** Opening Available data block **

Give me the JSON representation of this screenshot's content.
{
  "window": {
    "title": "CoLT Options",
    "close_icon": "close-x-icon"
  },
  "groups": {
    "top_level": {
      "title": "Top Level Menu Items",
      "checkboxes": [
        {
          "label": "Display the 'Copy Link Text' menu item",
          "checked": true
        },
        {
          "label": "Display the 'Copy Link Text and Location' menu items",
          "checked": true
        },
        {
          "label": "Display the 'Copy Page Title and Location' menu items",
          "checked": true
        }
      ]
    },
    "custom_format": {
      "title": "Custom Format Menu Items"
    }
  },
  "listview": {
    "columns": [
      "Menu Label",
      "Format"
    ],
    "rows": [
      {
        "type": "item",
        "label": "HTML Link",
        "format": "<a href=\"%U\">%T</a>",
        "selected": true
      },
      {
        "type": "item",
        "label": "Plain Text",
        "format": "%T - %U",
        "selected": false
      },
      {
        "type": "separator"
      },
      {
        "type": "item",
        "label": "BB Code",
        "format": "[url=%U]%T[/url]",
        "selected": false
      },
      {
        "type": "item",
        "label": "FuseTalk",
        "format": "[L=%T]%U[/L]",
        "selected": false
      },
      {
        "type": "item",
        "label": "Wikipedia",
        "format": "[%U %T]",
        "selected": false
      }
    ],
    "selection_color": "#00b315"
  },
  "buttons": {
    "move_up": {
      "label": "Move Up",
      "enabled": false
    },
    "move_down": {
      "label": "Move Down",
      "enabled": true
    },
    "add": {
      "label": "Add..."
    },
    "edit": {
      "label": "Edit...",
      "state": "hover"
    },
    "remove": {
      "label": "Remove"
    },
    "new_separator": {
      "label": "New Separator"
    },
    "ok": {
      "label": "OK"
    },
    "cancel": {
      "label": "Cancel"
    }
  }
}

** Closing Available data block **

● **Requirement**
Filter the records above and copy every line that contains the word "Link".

● **Exercise answer**
          "label": "Display the 'Copy Link Text' menu item",
          "label": "Display the 'Copy Link Text and Location' menu items",
        "label": "HTML Link",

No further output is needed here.